◆ WHAT NEEDS TO BE DONE:
Retype the full set of records. Keep every character identical.

◆ SUPPLIED INFORMATION:
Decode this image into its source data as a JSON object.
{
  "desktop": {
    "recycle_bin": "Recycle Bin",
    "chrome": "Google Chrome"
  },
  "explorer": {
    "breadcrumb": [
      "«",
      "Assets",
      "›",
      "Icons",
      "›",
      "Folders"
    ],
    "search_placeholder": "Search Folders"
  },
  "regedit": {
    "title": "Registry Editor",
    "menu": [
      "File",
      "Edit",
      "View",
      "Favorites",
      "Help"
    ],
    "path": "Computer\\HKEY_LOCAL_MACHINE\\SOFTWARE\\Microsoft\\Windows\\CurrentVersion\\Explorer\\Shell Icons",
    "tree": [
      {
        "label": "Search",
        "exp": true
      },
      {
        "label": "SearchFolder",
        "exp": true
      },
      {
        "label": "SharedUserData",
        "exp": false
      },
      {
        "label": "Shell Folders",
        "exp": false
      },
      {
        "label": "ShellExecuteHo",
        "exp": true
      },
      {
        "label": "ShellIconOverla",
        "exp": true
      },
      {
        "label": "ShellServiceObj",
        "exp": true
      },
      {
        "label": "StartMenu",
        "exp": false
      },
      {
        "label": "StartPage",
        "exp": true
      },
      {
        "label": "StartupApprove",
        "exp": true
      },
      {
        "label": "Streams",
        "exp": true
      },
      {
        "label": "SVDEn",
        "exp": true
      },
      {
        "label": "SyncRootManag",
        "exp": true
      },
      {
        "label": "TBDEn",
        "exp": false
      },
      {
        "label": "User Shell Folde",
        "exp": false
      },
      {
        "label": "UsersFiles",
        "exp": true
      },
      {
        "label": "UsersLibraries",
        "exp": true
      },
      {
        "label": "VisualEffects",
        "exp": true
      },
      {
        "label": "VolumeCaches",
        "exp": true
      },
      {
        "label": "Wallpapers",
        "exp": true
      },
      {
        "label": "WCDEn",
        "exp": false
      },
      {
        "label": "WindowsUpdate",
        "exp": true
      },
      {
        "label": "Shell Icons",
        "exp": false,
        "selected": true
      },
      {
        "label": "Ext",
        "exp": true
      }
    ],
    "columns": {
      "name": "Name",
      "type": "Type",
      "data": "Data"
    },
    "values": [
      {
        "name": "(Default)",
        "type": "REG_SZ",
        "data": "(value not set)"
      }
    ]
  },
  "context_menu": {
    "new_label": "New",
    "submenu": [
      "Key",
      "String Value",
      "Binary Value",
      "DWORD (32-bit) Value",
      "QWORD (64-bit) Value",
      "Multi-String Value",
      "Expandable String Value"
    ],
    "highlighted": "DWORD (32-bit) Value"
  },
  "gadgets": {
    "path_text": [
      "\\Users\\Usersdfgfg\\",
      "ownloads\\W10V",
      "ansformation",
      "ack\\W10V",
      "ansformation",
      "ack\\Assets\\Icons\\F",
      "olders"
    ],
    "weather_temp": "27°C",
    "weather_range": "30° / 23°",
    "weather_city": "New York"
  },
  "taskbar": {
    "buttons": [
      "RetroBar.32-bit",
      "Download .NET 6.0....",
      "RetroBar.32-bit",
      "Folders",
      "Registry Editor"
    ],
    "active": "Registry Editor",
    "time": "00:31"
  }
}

◆ SOLVED PROBLEM:
Decode this image into its source data as a JSON object.
{
  "desktop": {
    "recycle_bin": "Recycle Bin",
    "chrome": "Google Chrome"
  },
  "explorer": {
    "breadcrumb": [
      "«",
      "Assets",
      "›",
      "Icons",
      "›",
      "Folders"
    ],
    "search_placeholder": "Search Folders"
  },
  "regedit": {
    "title": "Registry Editor",
    "menu": [
      "File",
      "Edit",
      "View",
      "Favorites",
      "Help"
    ],
    "path": "Computer\\HKEY_LOCAL_MACHINE\\SOFTWARE\\Microsoft\\Windows\\CurrentVersion\\Explorer\\Shell Icons",
    "tree": [
      {
        "label": "Search",
        "exp": true
      },
      {
        "label": "SearchFolder",
        "exp": true
      },
      {
        "label": "SharedUserData",
        "exp": false
      },
      {
        "label": "Shell Folders",
        "exp": false
      },
      {
        "label": "ShellExecuteHo",
        "exp": true
      },
      {
        "label": "ShellIconOverla",
        "exp": true
      },
      {
        "label": "ShellServiceObj",
        "exp": true
      },
      {
        "label": "StartMenu",
        "exp": false
      },
      {
        "label": "StartPage",
        "exp": true
      },
      {
        "label": "StartupApprove",
        "exp": true
      },
      {
        "label": "Streams",
        "exp": true
      },
      {
        "label": "SVDEn",
        "exp": true
      },
      {
        "label": "SyncRootManag",
        "exp": true
      },
      {
        "label": "TBDEn",
        "exp": false
      },
      {
        "label": "User Shell Folde",
        "exp": false
      },
      {
        "label": "UsersFiles",
        "exp": true
      },
      {
        "label": "UsersLibraries",
        "exp": true
      },
      {
        "label": "VisualEffects",
        "exp": true
      },
      {
        "label": "VolumeCaches",
        "exp": true
      },
      {
        "label": "Wallpapers",
        "exp": true
      },
      {
        "label": "WCDEn",
        "exp": false
      },
      {
        "label": "WindowsUpdate",
        "exp": true
      },
      {
        "label": "Shell Icons",
        "exp": false,
        "selected": true
      },
      {
        "label": "Ext",
        "exp": true
      }
    ],
    "columns": {
      "name": "Name",
      "type": "Type",
      "data": "Data"
    },
    "values": [
      {
        "name": "(Default)",
        "type": "REG_SZ",
        "data": "(value not set)"
      }
    ]
  },
  "context_menu": {
    "new_label": "New",
    "submenu": [
      "Key",
      "String Value",
      "Binary Value",
      "DWORD (32-bit) Value",
      "QWORD (64-bit) Value",
      "Multi-String Value",
      "Expandable String Value"
    ],
    "highlighted": "DWORD (32-bit) Value"
  },
  "gadgets": {
    "path_text": [
      "\\Users\\Usersdfgfg\\",
      "ownloads\\W10V",
      "ansformation",
      "ack\\W10V",
      "ansformation",
      "ack\\Assets\\Icons\\F",
      "olders"
    ],
    "weather_temp": "27°C",
    "weather_range": "30° / 23°",
    "weather_city": "New York"
  },
  "taskbar": {
    "buttons": [
      "RetroBar.32-bit",
      "Download .NET 6.0....",
      "RetroBar.32-bit",
      "Folders",
      "Registry Editor"
    ],
    "active": "Registry Editor",
    "time": "00:31"
  }
}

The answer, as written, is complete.